** Data to examine **
.....

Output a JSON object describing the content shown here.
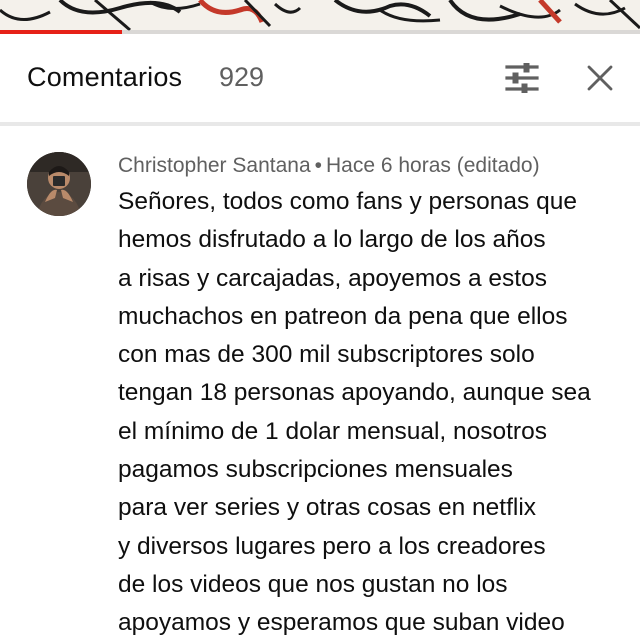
{
  "video": {
    "progress_fraction": 0.19,
    "progress_color": "#e62117"
  },
  "header": {
    "title": "Comentarios",
    "count": "929",
    "sort_icon": "sort-filter-icon",
    "close_icon": "close-icon"
  },
  "comment": {
    "author": "Christopher Santana",
    "separator": "•",
    "time": "Hace 6 horas (editado)",
    "lines": [
      "Señores, todos como fans y personas que",
      "hemos disfrutado a lo largo de los años",
      "a risas y carcajadas, apoyemos a estos",
      "muchachos en patreon da pena que ellos",
      "con mas de 300 mil subscriptores solo",
      "tengan 18 personas apoyando, aunque sea",
      "el mínimo de 1 dolar mensual, nosotros",
      "pagamos subscripciones mensuales",
      "para ver series y otras cosas en netflix",
      "y diversos lugares pero a los creadores",
      "de los videos que nos gustan no los",
      "apoyamos y esperamos que suban video"
    ]
  }
}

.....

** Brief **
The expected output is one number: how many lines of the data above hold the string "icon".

** Result **
2